• What you need to do
Copy each line below in which the word "JSON" occurs.

Excerpts from a dataset:
########
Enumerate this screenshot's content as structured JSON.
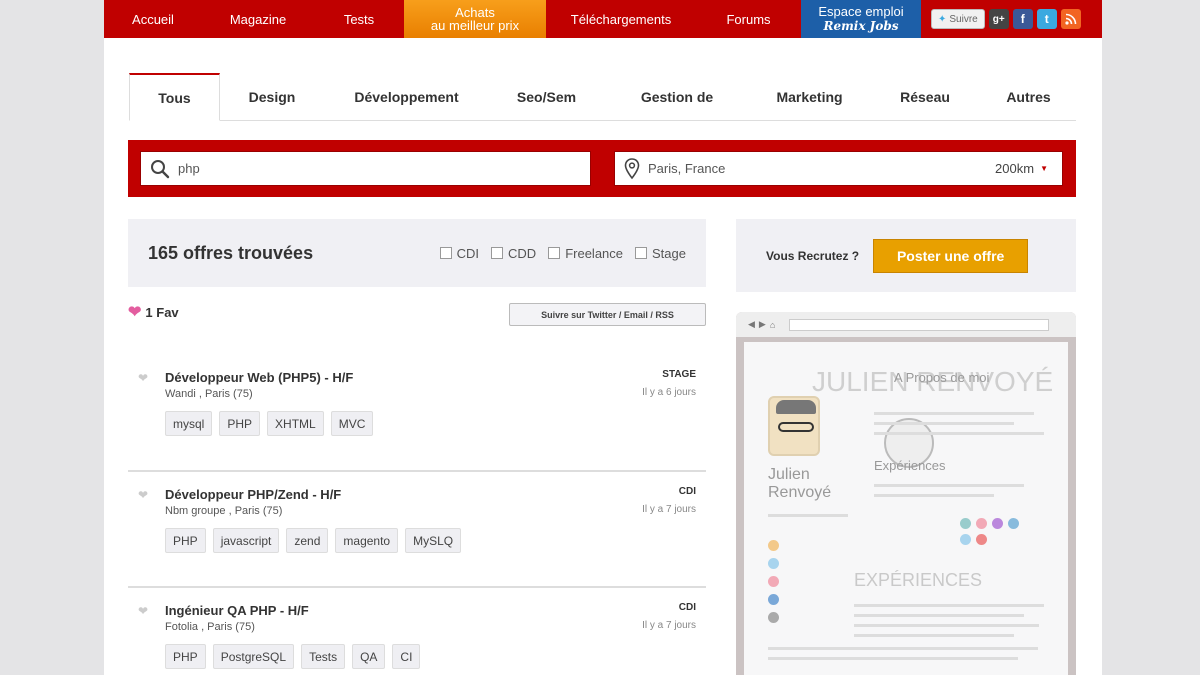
{
  "topnav": {
    "items": [
      "Accueil",
      "Magazine",
      "Tests"
    ],
    "achats_line1": "Achats",
    "achats_line2": "au meilleur prix",
    "telechargements": "Téléchargements",
    "forums": "Forums",
    "emploi_line1": "Espace emploi",
    "emploi_line2": "Remix Jobs",
    "suivre": "Suivre",
    "colors": {
      "nav": "#c00000",
      "achats": "#f08c10",
      "emploi": "#1d5fa8"
    }
  },
  "tabs": [
    "Tous",
    "Design",
    "Développement",
    "Seo/Sem",
    "Gestion de",
    "Marketing",
    "Réseau",
    "Autres"
  ],
  "search": {
    "query": "php",
    "location": "Paris, France",
    "radius": "200km"
  },
  "results": {
    "count_label": "165 offres trouvées",
    "filters": [
      "CDI",
      "CDD",
      "Freelance",
      "Stage"
    ]
  },
  "fav_label": "1 Fav",
  "follow_label": "Suivre sur Twitter / Email / RSS",
  "jobs": [
    {
      "title": "Développeur Web (PHP5) - H/F",
      "company": "Wandi , Paris (75)",
      "type": "STAGE",
      "date": "Il y a 6 jours",
      "tags": [
        "mysql",
        "PHP",
        "XHTML",
        "MVC"
      ]
    },
    {
      "title": "Développeur PHP/Zend - H/F",
      "company": "Nbm groupe , Paris (75)",
      "type": "CDI",
      "date": "Il y a 7 jours",
      "tags": [
        "PHP",
        "javascript",
        "zend",
        "magento",
        "MySLQ"
      ]
    },
    {
      "title": "Ingénieur QA PHP - H/F",
      "company": "Fotolia , Paris (75)",
      "type": "CDI",
      "date": "Il y a 7 jours",
      "tags": [
        "PHP",
        "PostgreSQL",
        "Tests",
        "QA",
        "CI"
      ]
    }
  ],
  "recruit": {
    "label": "Vous Recrutez ?",
    "button": "Poster une offre",
    "button_color": "#e8a000"
  },
  "preview": {
    "big_name": "JULIEN RENVOYÉ",
    "about": "A Propos de moi",
    "name": "Julien Renvoyé",
    "exp1": "Expériences",
    "exp2": "EXPÉRIENCES"
  }
}
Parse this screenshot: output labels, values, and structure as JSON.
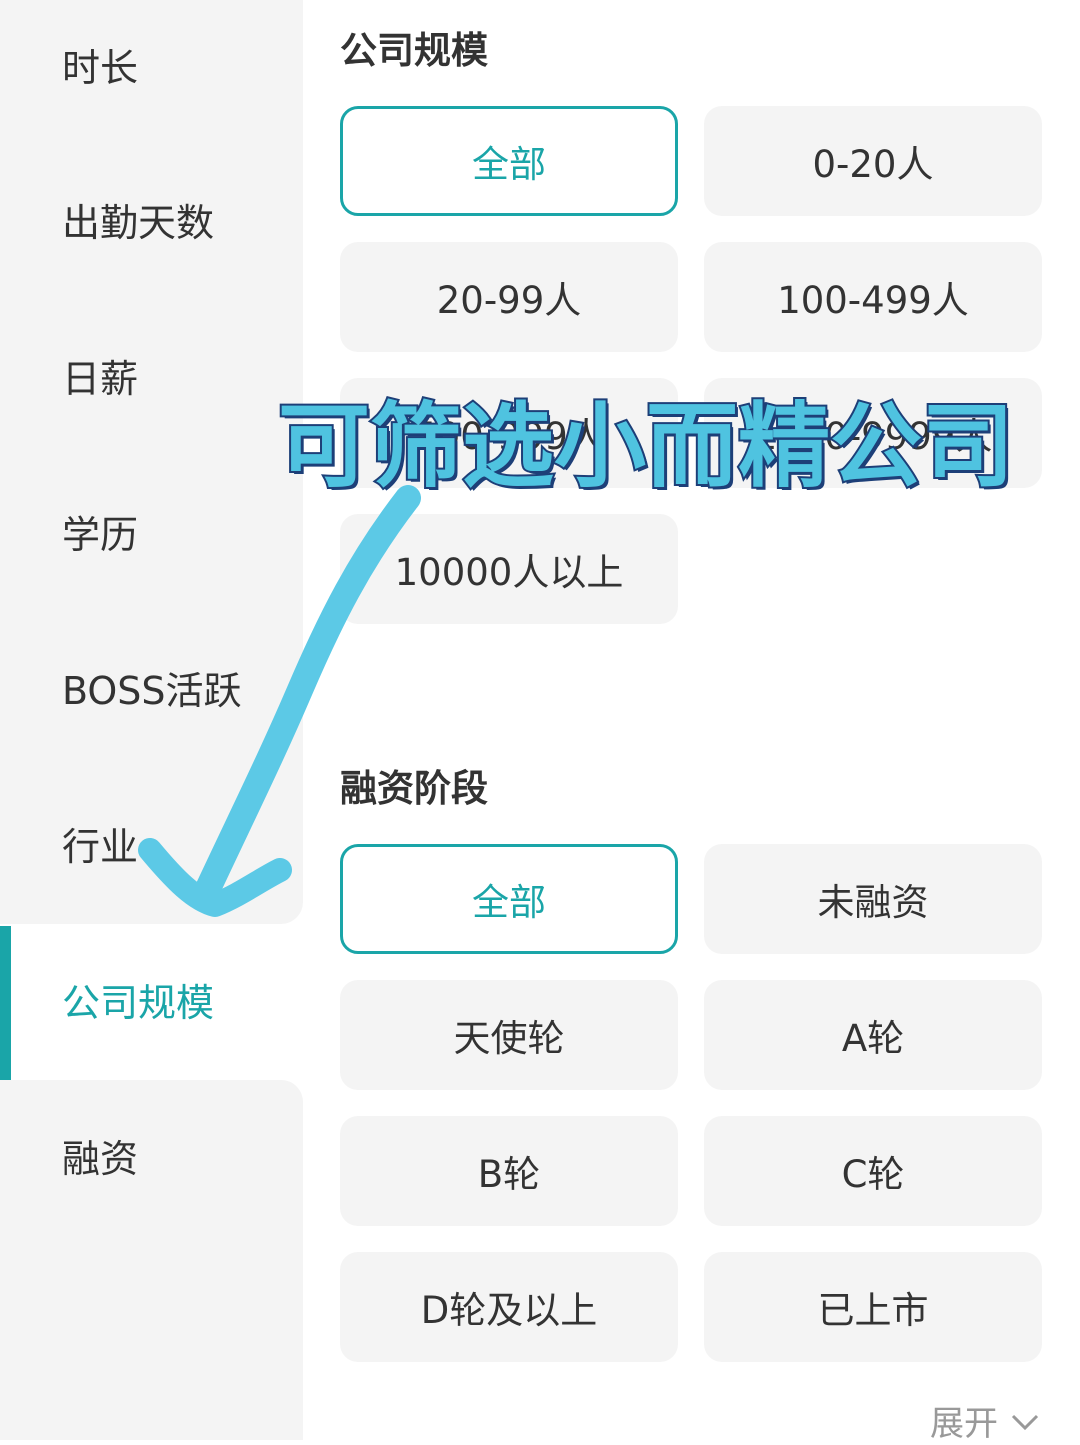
{
  "sidebar": {
    "items": [
      {
        "label": "时长"
      },
      {
        "label": "出勤天数"
      },
      {
        "label": "日薪"
      },
      {
        "label": "学历"
      },
      {
        "label": "BOSS活跃"
      },
      {
        "label": "行业"
      },
      {
        "label": "公司规模",
        "active": true
      },
      {
        "label": "融资"
      }
    ]
  },
  "company_size": {
    "title": "公司规模",
    "options": [
      "全部",
      "0-20人",
      "20-99人",
      "100-499人",
      "500-999人",
      "1000-9999人",
      "10000人以上"
    ],
    "selected": "全部"
  },
  "funding": {
    "title": "融资阶段",
    "options": [
      "全部",
      "未融资",
      "天使轮",
      "A轮",
      "B轮",
      "C轮",
      "D轮及以上",
      "已上市"
    ],
    "selected": "全部"
  },
  "expand_label": "展开",
  "overlay_caption": "可筛选小而精公司",
  "colors": {
    "accent": "#1aa5a8",
    "chip_bg": "#f4f4f4",
    "annotation": "#4fc3e0"
  }
}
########
• Answer below
Enumerate this screenshot's content as structured JSON.
Parse this screenshot: output labels, values, and structure as JSON.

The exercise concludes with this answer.